Mark Lockhart – Durham County EMS, Chief Paramedic
Mark Lockhart is the Chief Paramedic for the Durham County Office of Emergency Services’ EMS Division in Durham, North Carolina. Prior to joining Durham County in November of 2020, Mark was the EMS Section Chief for the Wisconsin Department of Health Services. Mark’s career spans 38 years and includes 31 years in fire-based EMS and serving as Chief of the Maryland Heights Fire Protection District in suburban St. Louis, Missouri and County Fire Chief in Stafford County, Virginia. His earlier career included working for a rural ambulance district, an air medical flight program, a level 1 trauma center, and teaching EMS professionals in the United States, Mexico, Great Britain, and Sweden.
Mark has served in leadership positions with the National Association of Emergency Medical Technicians and the International Association of Fire Chiefs’ EMS Section. Hs is the recipient of several awards from both organizations, most notably the 2009 IAFC James O. Page EMS Achievement Award and a 2012 IAFC Meritorious Service Medal. Mark is a 2013 graduate of the University of Virginia Weldon Cooper Center for Public Service’s Senior Executive Institute.
David Newberry – South Central Regional Coordinator for North Carolina 911 Board
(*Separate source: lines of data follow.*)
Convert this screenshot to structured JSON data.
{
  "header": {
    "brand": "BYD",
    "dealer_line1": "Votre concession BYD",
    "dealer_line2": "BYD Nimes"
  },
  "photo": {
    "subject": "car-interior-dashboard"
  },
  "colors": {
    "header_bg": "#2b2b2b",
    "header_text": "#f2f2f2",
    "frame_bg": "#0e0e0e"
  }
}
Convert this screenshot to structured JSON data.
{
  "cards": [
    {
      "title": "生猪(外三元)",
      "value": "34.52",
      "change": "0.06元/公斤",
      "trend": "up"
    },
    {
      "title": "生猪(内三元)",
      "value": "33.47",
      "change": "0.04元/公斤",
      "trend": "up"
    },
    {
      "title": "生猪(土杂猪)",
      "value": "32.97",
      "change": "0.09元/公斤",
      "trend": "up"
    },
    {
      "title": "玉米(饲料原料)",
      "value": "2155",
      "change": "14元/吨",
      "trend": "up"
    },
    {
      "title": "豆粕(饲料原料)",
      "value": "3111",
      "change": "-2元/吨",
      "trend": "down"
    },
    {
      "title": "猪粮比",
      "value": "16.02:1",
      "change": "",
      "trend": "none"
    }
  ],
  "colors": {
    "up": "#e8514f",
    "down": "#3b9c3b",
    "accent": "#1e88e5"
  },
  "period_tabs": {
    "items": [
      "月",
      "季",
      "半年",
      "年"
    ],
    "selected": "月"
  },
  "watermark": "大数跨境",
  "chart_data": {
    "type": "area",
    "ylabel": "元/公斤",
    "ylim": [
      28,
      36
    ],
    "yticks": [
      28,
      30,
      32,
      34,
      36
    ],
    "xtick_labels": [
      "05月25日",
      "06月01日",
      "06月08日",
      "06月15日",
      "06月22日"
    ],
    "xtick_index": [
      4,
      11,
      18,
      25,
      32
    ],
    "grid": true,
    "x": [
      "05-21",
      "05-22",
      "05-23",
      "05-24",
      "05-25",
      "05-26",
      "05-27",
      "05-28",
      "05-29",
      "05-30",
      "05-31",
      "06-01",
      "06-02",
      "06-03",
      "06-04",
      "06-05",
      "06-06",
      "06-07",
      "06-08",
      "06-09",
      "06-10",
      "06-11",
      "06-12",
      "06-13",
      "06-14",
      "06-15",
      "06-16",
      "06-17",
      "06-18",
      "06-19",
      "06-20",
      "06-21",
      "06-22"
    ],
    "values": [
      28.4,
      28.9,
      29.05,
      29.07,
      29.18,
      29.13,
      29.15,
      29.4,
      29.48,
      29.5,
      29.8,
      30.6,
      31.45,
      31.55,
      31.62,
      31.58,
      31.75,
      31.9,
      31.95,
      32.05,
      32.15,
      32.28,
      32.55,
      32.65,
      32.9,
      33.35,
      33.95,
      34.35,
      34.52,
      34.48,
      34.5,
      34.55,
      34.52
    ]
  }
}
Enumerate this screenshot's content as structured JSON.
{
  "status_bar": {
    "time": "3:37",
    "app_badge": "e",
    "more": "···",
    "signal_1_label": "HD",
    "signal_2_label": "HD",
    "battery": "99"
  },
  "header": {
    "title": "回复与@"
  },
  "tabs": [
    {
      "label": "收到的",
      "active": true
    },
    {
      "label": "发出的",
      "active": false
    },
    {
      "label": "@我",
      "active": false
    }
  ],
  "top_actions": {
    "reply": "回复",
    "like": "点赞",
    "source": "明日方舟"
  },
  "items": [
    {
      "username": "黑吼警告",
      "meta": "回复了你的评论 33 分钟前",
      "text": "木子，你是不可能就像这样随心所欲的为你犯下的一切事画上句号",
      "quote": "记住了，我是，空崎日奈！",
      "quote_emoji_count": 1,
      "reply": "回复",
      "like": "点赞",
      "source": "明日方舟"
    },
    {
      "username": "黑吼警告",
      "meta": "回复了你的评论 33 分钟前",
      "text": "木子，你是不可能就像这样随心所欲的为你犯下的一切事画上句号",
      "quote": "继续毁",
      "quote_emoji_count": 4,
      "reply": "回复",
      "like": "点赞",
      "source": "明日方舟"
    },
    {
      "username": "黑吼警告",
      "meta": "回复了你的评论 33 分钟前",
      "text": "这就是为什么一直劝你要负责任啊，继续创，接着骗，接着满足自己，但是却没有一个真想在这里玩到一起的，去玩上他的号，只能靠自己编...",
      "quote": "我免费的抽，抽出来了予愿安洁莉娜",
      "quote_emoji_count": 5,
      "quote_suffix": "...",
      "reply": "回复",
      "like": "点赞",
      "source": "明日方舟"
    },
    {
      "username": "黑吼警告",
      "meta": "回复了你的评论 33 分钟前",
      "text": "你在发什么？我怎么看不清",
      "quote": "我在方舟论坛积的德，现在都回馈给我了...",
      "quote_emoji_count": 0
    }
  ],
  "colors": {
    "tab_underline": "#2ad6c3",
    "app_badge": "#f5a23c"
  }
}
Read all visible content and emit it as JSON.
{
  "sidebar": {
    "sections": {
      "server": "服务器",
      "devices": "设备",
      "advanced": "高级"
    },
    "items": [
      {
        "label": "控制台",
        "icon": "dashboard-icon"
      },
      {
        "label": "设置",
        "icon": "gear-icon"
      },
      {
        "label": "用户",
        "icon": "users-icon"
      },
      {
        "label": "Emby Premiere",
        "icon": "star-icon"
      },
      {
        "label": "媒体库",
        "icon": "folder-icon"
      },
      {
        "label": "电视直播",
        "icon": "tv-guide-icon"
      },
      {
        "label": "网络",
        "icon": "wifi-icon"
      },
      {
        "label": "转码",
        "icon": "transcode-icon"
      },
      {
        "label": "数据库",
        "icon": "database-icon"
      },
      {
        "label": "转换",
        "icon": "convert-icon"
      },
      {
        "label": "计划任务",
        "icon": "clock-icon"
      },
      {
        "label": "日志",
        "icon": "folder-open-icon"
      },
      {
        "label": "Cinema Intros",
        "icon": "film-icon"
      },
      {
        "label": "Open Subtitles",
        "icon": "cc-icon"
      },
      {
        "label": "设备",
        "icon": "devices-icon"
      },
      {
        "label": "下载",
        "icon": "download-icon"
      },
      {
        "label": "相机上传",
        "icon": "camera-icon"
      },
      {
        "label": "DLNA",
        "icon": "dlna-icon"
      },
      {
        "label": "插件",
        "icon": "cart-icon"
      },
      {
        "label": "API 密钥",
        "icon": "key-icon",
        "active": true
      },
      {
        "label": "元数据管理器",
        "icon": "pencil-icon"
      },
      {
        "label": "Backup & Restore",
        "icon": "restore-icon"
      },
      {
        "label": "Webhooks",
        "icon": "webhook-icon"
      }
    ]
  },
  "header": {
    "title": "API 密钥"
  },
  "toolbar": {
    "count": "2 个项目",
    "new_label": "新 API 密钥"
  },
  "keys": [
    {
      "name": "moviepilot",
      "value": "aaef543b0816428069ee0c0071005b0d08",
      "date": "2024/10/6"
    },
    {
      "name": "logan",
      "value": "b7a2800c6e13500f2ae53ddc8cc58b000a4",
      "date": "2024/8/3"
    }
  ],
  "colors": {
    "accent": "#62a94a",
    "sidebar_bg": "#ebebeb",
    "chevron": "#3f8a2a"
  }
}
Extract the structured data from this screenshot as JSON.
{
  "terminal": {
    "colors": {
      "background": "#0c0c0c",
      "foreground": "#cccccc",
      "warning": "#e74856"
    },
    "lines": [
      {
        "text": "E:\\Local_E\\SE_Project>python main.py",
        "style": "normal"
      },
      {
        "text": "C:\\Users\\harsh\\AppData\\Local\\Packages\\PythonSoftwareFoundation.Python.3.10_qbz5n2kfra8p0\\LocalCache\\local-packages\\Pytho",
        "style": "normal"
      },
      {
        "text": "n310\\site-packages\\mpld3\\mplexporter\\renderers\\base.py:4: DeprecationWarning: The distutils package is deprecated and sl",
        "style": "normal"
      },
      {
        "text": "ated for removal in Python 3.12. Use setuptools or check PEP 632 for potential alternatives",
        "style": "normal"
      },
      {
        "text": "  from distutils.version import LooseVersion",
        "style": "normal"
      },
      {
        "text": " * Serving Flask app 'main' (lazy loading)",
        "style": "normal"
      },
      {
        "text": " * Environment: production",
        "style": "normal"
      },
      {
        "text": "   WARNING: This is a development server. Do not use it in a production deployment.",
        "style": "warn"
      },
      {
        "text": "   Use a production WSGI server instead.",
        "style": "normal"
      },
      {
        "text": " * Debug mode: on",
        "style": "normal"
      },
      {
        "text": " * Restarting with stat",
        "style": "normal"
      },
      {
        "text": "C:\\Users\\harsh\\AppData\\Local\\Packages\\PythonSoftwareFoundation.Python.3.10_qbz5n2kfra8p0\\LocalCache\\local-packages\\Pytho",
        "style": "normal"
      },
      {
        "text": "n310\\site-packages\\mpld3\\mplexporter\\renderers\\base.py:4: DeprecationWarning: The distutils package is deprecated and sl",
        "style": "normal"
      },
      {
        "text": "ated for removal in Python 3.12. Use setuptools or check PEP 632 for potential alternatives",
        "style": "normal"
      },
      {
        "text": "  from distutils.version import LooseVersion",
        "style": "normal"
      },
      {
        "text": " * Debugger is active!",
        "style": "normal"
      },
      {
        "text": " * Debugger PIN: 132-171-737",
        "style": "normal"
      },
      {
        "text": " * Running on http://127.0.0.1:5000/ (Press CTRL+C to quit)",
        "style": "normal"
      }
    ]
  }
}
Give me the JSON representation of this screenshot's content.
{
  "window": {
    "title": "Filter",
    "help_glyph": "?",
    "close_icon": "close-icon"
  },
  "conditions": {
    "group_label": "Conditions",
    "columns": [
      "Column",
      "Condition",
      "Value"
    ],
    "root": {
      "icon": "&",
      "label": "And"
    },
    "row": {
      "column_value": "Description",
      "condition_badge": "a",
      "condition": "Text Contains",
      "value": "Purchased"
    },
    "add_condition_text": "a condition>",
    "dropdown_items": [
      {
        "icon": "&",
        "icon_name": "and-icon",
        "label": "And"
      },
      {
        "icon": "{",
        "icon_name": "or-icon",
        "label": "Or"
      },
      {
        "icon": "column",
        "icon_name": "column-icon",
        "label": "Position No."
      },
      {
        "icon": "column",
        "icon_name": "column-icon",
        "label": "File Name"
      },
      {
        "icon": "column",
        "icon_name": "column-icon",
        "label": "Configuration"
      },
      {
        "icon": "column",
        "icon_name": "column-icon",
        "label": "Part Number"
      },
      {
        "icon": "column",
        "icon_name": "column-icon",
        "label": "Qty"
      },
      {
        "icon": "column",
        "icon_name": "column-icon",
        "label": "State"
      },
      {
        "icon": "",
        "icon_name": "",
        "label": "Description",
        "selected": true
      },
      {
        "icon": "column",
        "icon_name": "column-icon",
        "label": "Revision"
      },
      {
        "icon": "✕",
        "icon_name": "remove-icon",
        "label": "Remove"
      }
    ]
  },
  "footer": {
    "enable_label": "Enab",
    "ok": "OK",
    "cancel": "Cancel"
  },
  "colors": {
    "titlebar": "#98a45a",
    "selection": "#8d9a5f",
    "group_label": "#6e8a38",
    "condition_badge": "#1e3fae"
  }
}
David was previously with Durham Emergency Communications holding positions including Computer Systems Engineer, Assistant Training Coordinator, Communications Training Officer, and Communications Officer. David supported responses to severe and winter weather events, civil unrest, and other significant events.
Mike Taigman, FirstWatch – Host
Mike Taigman uses more than four decades of experience to help EMS leaders and field personnel improve the care and service they provide to patients and their communities. Mike is the improvement guide for FirstWatch and a nationally recognized author and speaker. He was the facilitator for the national EMS Agenda 2050 project and teaches improvement science in the Master’s in Healthcare Administration and Interprofessional Leadership program at the University of California San Francisco. He will serve as host and facilitator for Conversations that Matter.